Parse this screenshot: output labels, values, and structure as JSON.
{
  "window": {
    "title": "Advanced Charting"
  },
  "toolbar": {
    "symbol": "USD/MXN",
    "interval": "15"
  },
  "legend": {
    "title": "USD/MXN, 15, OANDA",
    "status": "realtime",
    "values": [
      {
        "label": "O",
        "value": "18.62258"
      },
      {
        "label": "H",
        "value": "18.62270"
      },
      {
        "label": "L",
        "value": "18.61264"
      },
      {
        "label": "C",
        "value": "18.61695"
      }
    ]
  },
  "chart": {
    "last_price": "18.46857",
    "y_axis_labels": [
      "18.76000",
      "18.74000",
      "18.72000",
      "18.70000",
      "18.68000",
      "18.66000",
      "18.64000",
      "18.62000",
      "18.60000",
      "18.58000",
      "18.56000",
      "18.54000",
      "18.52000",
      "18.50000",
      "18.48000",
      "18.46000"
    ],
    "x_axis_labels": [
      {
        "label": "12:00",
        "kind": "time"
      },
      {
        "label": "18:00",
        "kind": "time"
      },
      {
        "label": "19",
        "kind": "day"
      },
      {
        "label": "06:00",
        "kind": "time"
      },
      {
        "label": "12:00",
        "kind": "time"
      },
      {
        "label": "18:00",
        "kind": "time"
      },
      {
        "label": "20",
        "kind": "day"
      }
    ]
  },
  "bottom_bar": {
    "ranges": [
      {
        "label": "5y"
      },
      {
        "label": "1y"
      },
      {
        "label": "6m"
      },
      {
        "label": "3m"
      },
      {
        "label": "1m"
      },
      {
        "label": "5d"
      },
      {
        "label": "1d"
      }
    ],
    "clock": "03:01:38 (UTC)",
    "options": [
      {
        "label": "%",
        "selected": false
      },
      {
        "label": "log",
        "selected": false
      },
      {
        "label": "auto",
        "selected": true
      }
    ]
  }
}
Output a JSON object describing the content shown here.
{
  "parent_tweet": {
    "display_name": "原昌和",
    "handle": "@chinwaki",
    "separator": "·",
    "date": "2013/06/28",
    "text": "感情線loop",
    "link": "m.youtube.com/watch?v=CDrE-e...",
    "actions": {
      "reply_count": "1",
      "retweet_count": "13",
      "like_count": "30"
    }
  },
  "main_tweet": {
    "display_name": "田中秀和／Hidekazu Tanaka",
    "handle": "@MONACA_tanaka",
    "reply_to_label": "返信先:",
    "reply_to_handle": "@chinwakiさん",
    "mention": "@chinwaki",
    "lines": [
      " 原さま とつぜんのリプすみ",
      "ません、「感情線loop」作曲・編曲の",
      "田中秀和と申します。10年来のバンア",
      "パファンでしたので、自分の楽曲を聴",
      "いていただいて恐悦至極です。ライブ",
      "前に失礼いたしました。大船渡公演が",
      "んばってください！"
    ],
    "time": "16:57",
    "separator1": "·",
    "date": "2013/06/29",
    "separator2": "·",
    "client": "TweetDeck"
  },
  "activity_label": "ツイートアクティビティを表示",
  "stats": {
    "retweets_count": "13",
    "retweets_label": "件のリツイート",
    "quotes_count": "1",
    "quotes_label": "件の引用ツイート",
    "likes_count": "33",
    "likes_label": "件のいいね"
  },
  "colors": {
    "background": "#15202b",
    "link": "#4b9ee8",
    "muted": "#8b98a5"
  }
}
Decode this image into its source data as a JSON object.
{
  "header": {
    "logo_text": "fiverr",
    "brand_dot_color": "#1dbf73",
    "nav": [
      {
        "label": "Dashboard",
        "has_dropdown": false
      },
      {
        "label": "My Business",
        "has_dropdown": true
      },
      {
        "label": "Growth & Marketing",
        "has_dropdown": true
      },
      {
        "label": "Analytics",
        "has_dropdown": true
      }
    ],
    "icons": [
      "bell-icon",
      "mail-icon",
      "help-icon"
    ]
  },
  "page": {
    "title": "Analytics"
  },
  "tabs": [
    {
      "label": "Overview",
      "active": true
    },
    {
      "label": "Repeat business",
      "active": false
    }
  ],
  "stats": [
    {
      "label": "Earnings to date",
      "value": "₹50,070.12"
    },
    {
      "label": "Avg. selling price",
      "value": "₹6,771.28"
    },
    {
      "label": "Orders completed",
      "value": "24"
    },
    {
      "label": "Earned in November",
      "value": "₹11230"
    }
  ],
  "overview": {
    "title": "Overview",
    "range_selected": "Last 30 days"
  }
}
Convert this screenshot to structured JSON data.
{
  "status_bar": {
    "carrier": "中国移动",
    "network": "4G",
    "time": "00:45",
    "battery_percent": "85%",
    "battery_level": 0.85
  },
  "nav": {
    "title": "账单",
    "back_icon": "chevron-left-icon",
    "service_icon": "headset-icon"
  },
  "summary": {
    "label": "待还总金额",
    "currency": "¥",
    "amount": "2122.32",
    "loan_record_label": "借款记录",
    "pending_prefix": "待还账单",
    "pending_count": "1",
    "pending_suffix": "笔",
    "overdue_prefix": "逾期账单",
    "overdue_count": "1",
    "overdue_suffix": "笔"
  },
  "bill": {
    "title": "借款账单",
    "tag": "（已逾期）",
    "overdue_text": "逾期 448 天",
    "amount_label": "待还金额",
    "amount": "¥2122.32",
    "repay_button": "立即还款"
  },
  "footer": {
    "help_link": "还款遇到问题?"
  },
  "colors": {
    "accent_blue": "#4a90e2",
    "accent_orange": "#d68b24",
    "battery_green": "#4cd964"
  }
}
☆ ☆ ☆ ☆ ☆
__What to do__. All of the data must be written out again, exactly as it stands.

__Your response__.
Parse this screenshot: output labels, values, and structure as JSON.
{
  "window": {
    "title": "Advanced Charting"
  },
  "toolbar": {
    "symbol": "USD/MXN",
    "interval": "15"
  },
  "legend": {
    "title": "USD/MXN, 15, OANDA",
    "status": "realtime",
    "values": [
      {
        "label": "O",
        "value": "18.62258"
      },
      {
        "label": "H",
        "value": "18.62270"
      },
      {
        "label": "L",
        "value": "18.61264"
      },
      {
        "label": "C",
        "value": "18.61695"
      }
    ]
  },
  "chart": {
    "last_price": "18.46857",
    "y_axis_labels": [
      "18.76000",
      "18.74000",
      "18.72000",
      "18.70000",
      "18.68000",
      "18.66000",
      "18.64000",
      "18.62000",
      "18.60000",
      "18.58000",
      "18.56000",
      "18.54000",
      "18.52000",
      "18.50000",
      "18.48000",
      "18.46000"
    ],
    "x_axis_labels": [
      {
        "label": "12:00",
        "kind": "time"
      },
      {
        "label": "18:00",
        "kind": "time"
      },
      {
        "label": "19",
        "kind": "day"
      },
      {
        "label": "06:00",
        "kind": "time"
      },
      {
        "label": "12:00",
        "kind": "time"
      },
      {
        "label": "18:00",
        "kind": "time"
      },
      {
        "label": "20",
        "kind": "day"
      }
    ]
  },
  "bottom_bar": {
    "ranges": [
      {
        "label": "5y"
      },
      {
        "label": "1y"
      },
      {
        "label": "6m"
      },
      {
        "label": "3m"
      },
      {
        "label": "1m"
      },
      {
        "label": "5d"
      },
      {
        "label": "1d"
      }
    ],
    "clock": "03:01:38 (UTC)",
    "options": [
      {
        "label": "%",
        "selected": false
      },
      {
        "label": "log",
        "selected": false
      },
      {
        "label": "auto",
        "selected": true
      }
    ]
  }
}
Output a JSON object describing the content shown here.
{
  "parent_tweet": {
    "display_name": "原昌和",
    "handle": "@chinwaki",
    "separator": "·",
    "date": "2013/06/28",
    "text": "感情線loop",
    "link": "m.youtube.com/watch?v=CDrE-e...",
    "actions": {
      "reply_count": "1",
      "retweet_count": "13",
      "like_count": "30"
    }
  },
  "main_tweet": {
    "display_name": "田中秀和／Hidekazu Tanaka",
    "handle": "@MONACA_tanaka",
    "reply_to_label": "返信先:",
    "reply_to_handle": "@chinwakiさん",
    "mention": "@chinwaki",
    "lines": [
      " 原さま とつぜんのリプすみ",
      "ません、「感情線loop」作曲・編曲の",
      "田中秀和と申します。10年来のバンア",
      "パファンでしたので、自分の楽曲を聴",
      "いていただいて恐悦至極です。ライブ",
      "前に失礼いたしました。大船渡公演が",
      "んばってください！"
    ],
    "time": "16:57",
    "separator1": "·",
    "date": "2013/06/29",
    "separator2": "·",
    "client": "TweetDeck"
  },
  "activity_label": "ツイートアクティビティを表示",
  "stats": {
    "retweets_count": "13",
    "retweets_label": "件のリツイート",
    "quotes_count": "1",
    "quotes_label": "件の引用ツイート",
    "likes_count": "33",
    "likes_label": "件のいいね"
  },
  "colors": {
    "background": "#15202b",
    "link": "#4b9ee8",
    "muted": "#8b98a5"
  }
}
Decode this image into its source data as a JSON object.
{
  "header": {
    "logo_text": "fiverr",
    "brand_dot_color": "#1dbf73",
    "nav": [
      {
        "label": "Dashboard",
        "has_dropdown": false
      },
      {
        "label": "My Business",
        "has_dropdown": true
      },
      {
        "label": "Growth & Marketing",
        "has_dropdown": true
      },
      {
        "label": "Analytics",
        "has_dropdown": true
      }
    ],
    "icons": [
      "bell-icon",
      "mail-icon",
      "help-icon"
    ]
  },
  "page": {
    "title": "Analytics"
  },
  "tabs": [
    {
      "label": "Overview",
      "active": true
    },
    {
      "label": "Repeat business",
      "active": false
    }
  ],
  "stats": [
    {
      "label": "Earnings to date",
      "value": "₹50,070.12"
    },
    {
      "label": "Avg. selling price",
      "value": "₹6,771.28"
    },
    {
      "label": "Orders completed",
      "value": "24"
    },
    {
      "label": "Earned in November",
      "value": "₹11230"
    }
  ],
  "overview": {
    "title": "Overview",
    "range_selected": "Last 30 days"
  }
}
Convert this screenshot to structured JSON data.
{
  "status_bar": {
    "carrier": "中国移动",
    "network": "4G",
    "time": "00:45",
    "battery_percent": "85%",
    "battery_level": 0.85
  },
  "nav": {
    "title": "账单",
    "back_icon": "chevron-left-icon",
    "service_icon": "headset-icon"
  },
  "summary": {
    "label": "待还总金额",
    "currency": "¥",
    "amount": "2122.32",
    "loan_record_label": "借款记录",
    "pending_prefix": "待还账单",
    "pending_count": "1",
    "pending_suffix": "笔",
    "overdue_prefix": "逾期账单",
    "overdue_count": "1",
    "overdue_suffix": "笔"
  },
  "bill": {
    "title": "借款账单",
    "tag": "（已逾期）",
    "overdue_text": "逾期 448 天",
    "amount_label": "待还金额",
    "amount": "¥2122.32",
    "repay_button": "立即还款"
  },
  "footer": {
    "help_link": "还款遇到问题?"
  },
  "colors": {
    "accent_blue": "#4a90e2",
    "accent_orange": "#d68b24",
    "battery_green": "#4cd964"
  }
}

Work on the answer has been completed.